Yet, in all my understandings of Cool — at least in what I think I understand — it wasn’t until I was 21 years old that I finally recognized the difference between Cool Kids and Kids Who Are Cool. Kids Who Are Cool are not cool in the Cool Kid sense. It is unlikely that they set the social tone of any environment they are in. Their attributes often go unrecognized in the social marketplace, but what they excel at is one of the few things in life that actually matters: friendship.

Cool Kids are not good friends, not because they are terrible people, but in fact because they are, oftentimes, well-liked and have a charisma that people are attracted to. The demands of the social market require that Cool Kids sate the appetite of the public. While it is rarely said, it is understood that there is no time for friends when the masses call. For Kids That Are Cool, the obligation is different. Their loyalty lies in their friends. For Kids That Are Cool, being considered a Cool Kid is essentially worthless.

True Story: Senior Week 2006, a friend called me to meet up before she left. When I got to her room, I saw about 15 people sitting in a circle with a table of booze in the middle. I didn’t know most of the people in the room, so I had no reason to stay for more than a few minutes, but instead I sat down a little outside the circle and just took it all in. For the better part of an hour, I watched people pass a deflated football around the circle and tell stories about one another. Surely the relationships between all of those involved are more nuanced than this snapshot, but as I sat there and watched people cry over the end of an era, I couldn’t help but review my own life and the people I generally kept my counsel with. For all the Cool Kids I knew, for all the Somebodies that I was acquainted with, I couldn’t help but feel jealous of this group of people I was given the opportunity to observe, people generally anonymous by conventional Cool standards — jealous because, at the end of things, they were cool enough to remember who and what mattered.

Funny, in all this talk about Cool, I haven’t defined what Cool actually is. Honestly, I can say I don’t know. But neither do Cool Kids. Peace to entryway B.

Penultimate Thought: I now understand the hype about “24.”

Final Thought: White Southerners: Black people with rights.

Jon Pitts-Wiley is that bully you knew back in elementary school.
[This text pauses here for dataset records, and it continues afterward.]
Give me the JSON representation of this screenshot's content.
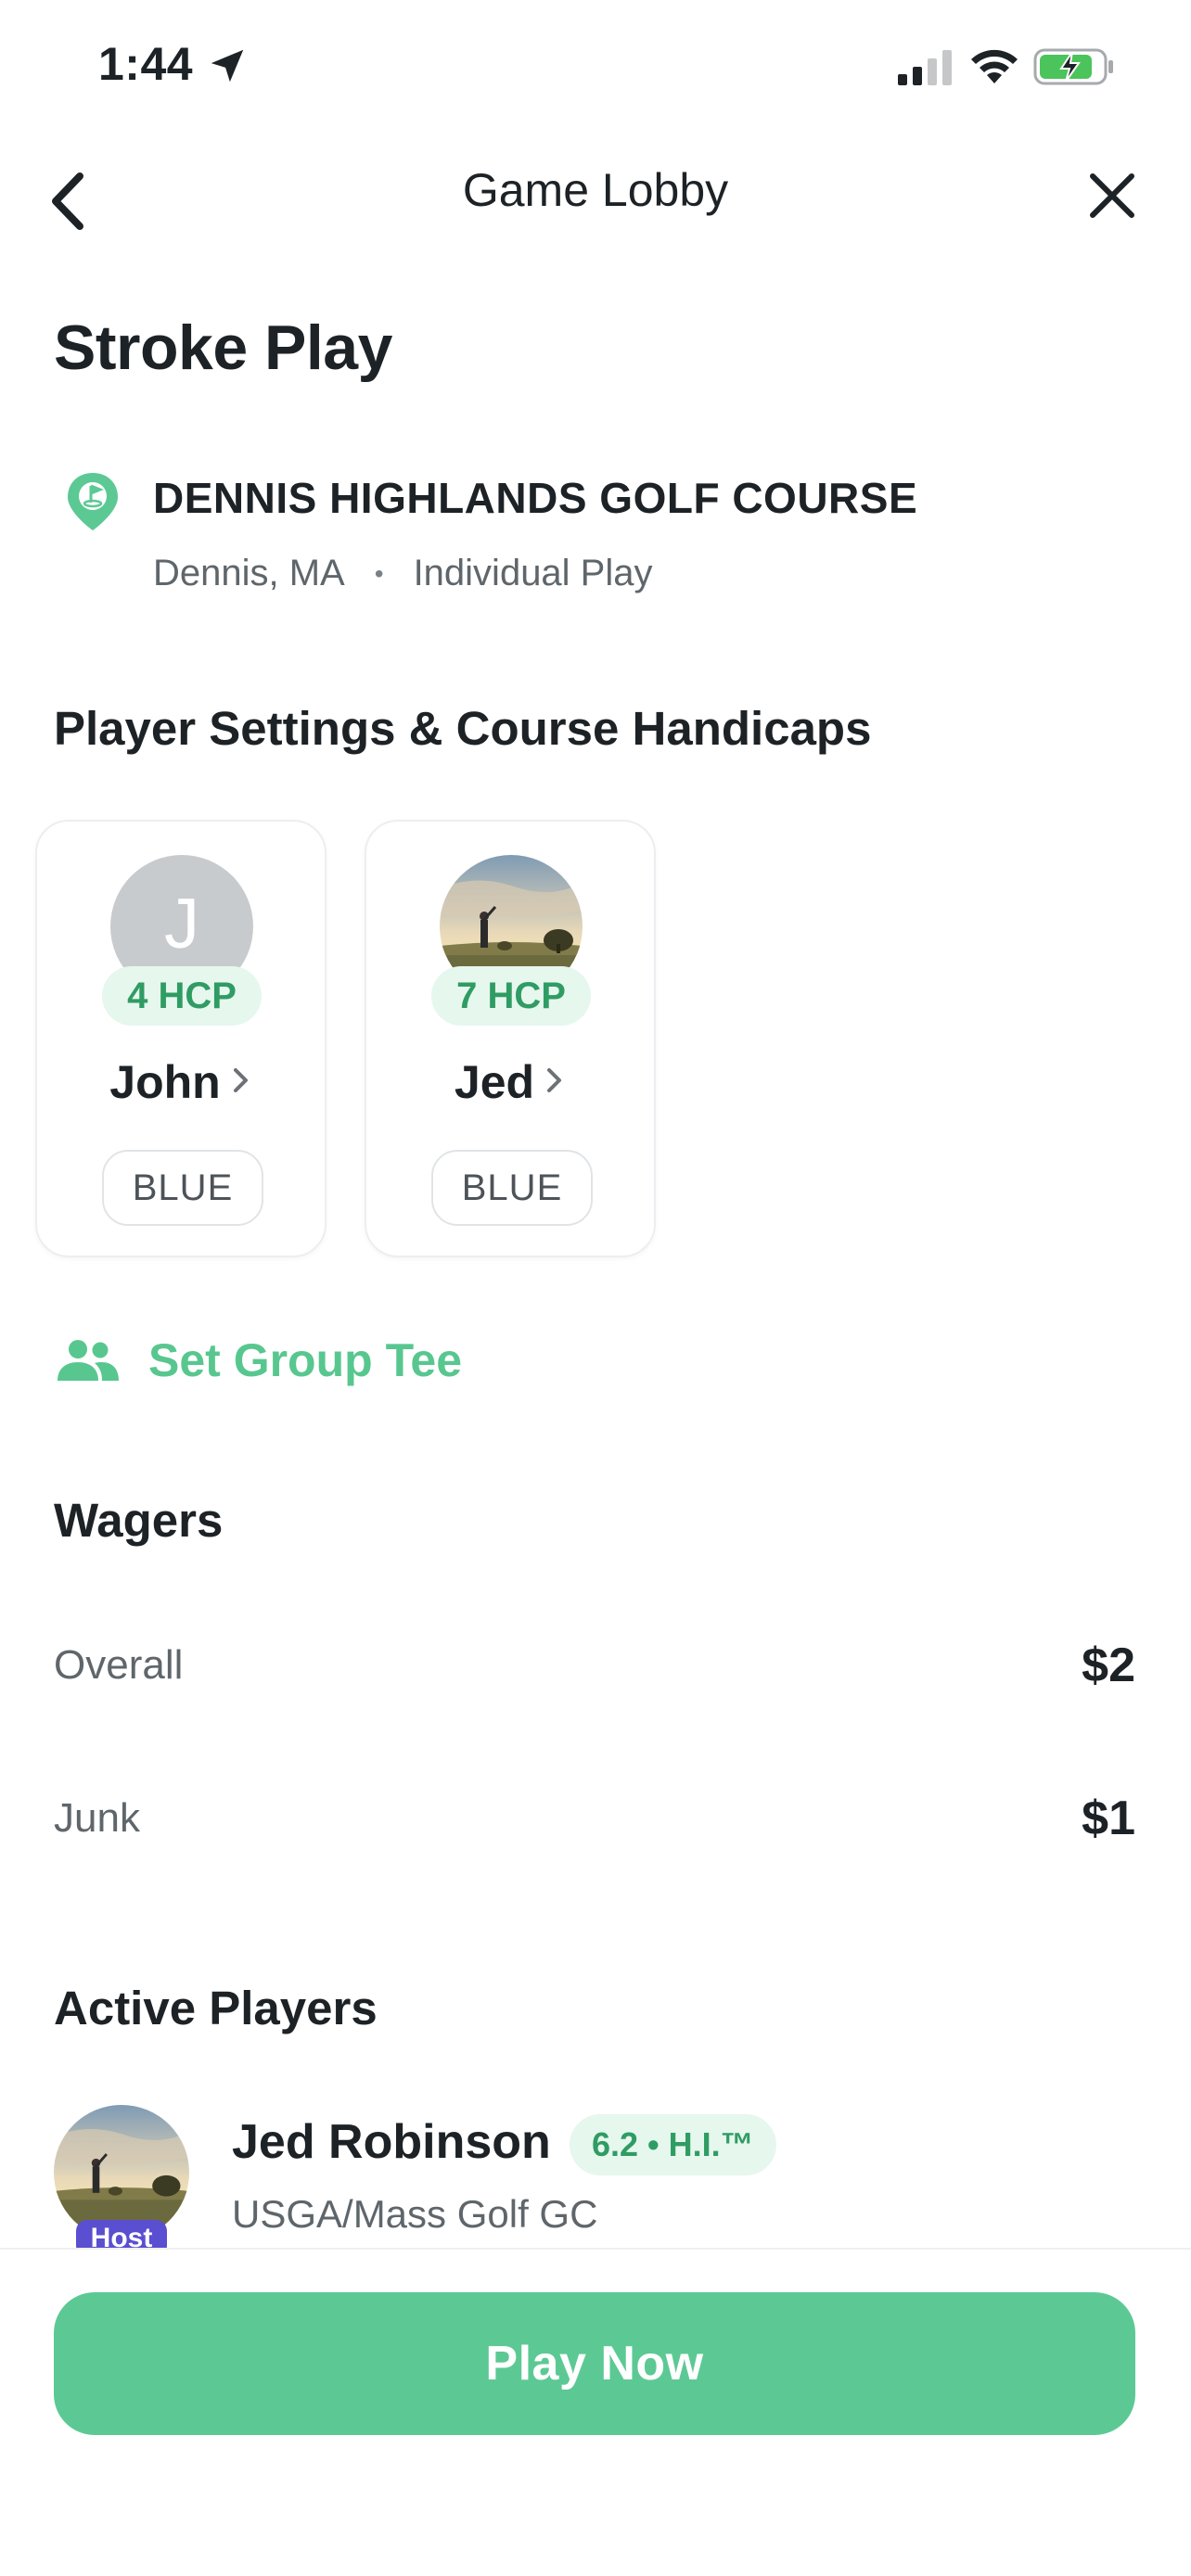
{
  "status_bar": {
    "time": "1:44",
    "icons": [
      "location-arrow-icon",
      "cellular-signal-icon",
      "wifi-icon",
      "battery-charging-icon"
    ]
  },
  "nav": {
    "title": "Game Lobby",
    "back_icon": "chevron-left-icon",
    "close_icon": "close-icon"
  },
  "game": {
    "title": "Stroke Play"
  },
  "course": {
    "icon": "golf-pin-icon",
    "name": "DENNIS HIGHLANDS GOLF COURSE",
    "location": "Dennis, MA",
    "separator": "•",
    "play_type": "Individual Play"
  },
  "player_settings": {
    "title": "Player Settings & Course Handicaps",
    "players": [
      {
        "initial": "J",
        "hcp": "4 HCP",
        "name": "John",
        "tee": "BLUE",
        "avatar": "initial"
      },
      {
        "initial": "",
        "hcp": "7 HCP",
        "name": "Jed",
        "tee": "BLUE",
        "avatar": "photo"
      }
    ]
  },
  "group_tee": {
    "icon": "group-users-icon",
    "label": "Set Group Tee"
  },
  "wagers": {
    "title": "Wagers",
    "rows": [
      {
        "label": "Overall",
        "value": "$2"
      },
      {
        "label": "Junk",
        "value": "$1"
      }
    ]
  },
  "active_players": {
    "title": "Active Players",
    "players": [
      {
        "name": "Jed Robinson",
        "hi": "6.2 • H.I.™",
        "club": "USGA/Mass Golf GC",
        "host_label": "Host"
      }
    ]
  },
  "footer": {
    "play_label": "Play Now"
  },
  "colors": {
    "accent_green": "#5cc994",
    "badge_green_text": "#2f9c63",
    "badge_green_bg": "#e6f7ee",
    "host_purple": "#5a4ed1"
  }
}
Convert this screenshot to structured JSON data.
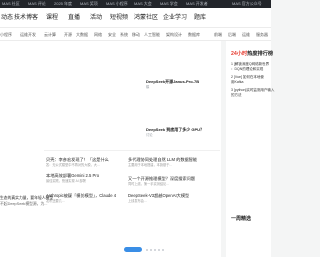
{
  "topbar": {
    "items": [
      "MAS 社区",
      "MAS 评论",
      "2025 年度",
      "MAS 奖项",
      "MAS 小程序",
      "MAS 大会",
      "MAS 学会",
      "MAS 开发者"
    ],
    "right": "MAS 官方公众号"
  },
  "nav": {
    "items": [
      "动态",
      "技术博客",
      "课程",
      "直播",
      "活动",
      "短视频",
      "鸿蒙社区",
      "企业学习",
      "题库"
    ]
  },
  "subnav": {
    "items": [
      "小程序",
      "运维开发",
      "云计算",
      "开源",
      "大数据",
      "网络",
      "安全",
      "系统",
      "移动",
      "人工智能",
      "架构设计",
      "数据库",
      "移动开发",
      "前端",
      "后端",
      "运维",
      "服务器"
    ]
  },
  "main": {
    "feature_1": {
      "title": "DeepSeek开源Janus-Pro-7B",
      "sub": "模"
    },
    "feature_2": {
      "title": "DeepSeek 到底用了多少 GPU？",
      "sub": "讨论"
    },
    "left_articles": [
      {
        "title": "贝壳：李彦宏发现了！「这是什么",
        "line2": "答：无公式模型中不再对的大模，大..."
      },
      {
        "title": "Anthropic被疑「模仿模型」，Claude 4",
        "line2": "发布还要几..."
      },
      {
        "title": "本地高效部署Gemini 2.5 Pro",
        "line2": "最佳实践，快速实现 AI 部署"
      }
    ],
    "right_articles": [
      {
        "title": "多代理协同处理自然 LLM 的数据智能",
        "line2": "主要用于本地搭建，本篇基于..."
      },
      {
        "title": "又一个开源推理模型？深度搜索问题",
        "line2": "同时上线，第一手实测结论..."
      },
      {
        "title": "DeepSeek-V3超越OpenAI大模型",
        "line2": "上线发布会..."
      }
    ],
    "edge_text": [
      "生态的真实力量，要年轻人模型",
      "不起DeepSeek模型源，为..."
    ]
  },
  "sidebar": {
    "header_label": "频道",
    "hot_title_red": "24小时",
    "hot_title_rest": "热度排行榜",
    "hot_items": [
      "1 [解锁深度Q网络新世界",
      "  ：DQN的理论和实现",
      "2 [Vue] 如何在本地使",
      "  用Kafka",
      "3 [python]实时监测用户输入",
      "  的方法"
    ],
    "section": "一周精选"
  },
  "carousel": {
    "dots": 6
  }
}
Don’t let him tell you any differently. Sure, he might say that he was “just” a Cool Kid but we all know the truth Mr. Pitts-Wiley, don’t try to run from the past.